Excerpted records ->
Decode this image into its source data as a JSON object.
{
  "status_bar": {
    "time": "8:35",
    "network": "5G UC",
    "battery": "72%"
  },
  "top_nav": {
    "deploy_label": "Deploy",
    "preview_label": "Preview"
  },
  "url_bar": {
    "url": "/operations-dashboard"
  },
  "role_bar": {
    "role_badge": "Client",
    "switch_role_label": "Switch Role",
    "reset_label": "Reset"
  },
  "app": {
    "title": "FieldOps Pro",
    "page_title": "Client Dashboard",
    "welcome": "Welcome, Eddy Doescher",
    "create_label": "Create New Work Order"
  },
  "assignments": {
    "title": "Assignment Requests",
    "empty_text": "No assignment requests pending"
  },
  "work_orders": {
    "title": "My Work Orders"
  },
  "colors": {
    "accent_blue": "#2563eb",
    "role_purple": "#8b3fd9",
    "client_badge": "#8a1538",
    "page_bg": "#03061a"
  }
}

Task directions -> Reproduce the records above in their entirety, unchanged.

Reply to the exercise ->
Decode this image into its source data as a JSON object.
{
  "status_bar": {
    "time": "8:35",
    "network": "5G UC",
    "battery": "72%"
  },
  "top_nav": {
    "deploy_label": "Deploy",
    "preview_label": "Preview"
  },
  "url_bar": {
    "url": "/operations-dashboard"
  },
  "role_bar": {
    "role_badge": "Client",
    "switch_role_label": "Switch Role",
    "reset_label": "Reset"
  },
  "app": {
    "title": "FieldOps Pro",
    "page_title": "Client Dashboard",
    "welcome": "Welcome, Eddy Doescher",
    "create_label": "Create New Work Order"
  },
  "assignments": {
    "title": "Assignment Requests",
    "empty_text": "No assignment requests pending"
  },
  "work_orders": {
    "title": "My Work Orders"
  },
  "colors": {
    "accent_blue": "#2563eb",
    "role_purple": "#8b3fd9",
    "client_badge": "#8a1538",
    "page_bg": "#03061a"
  }
}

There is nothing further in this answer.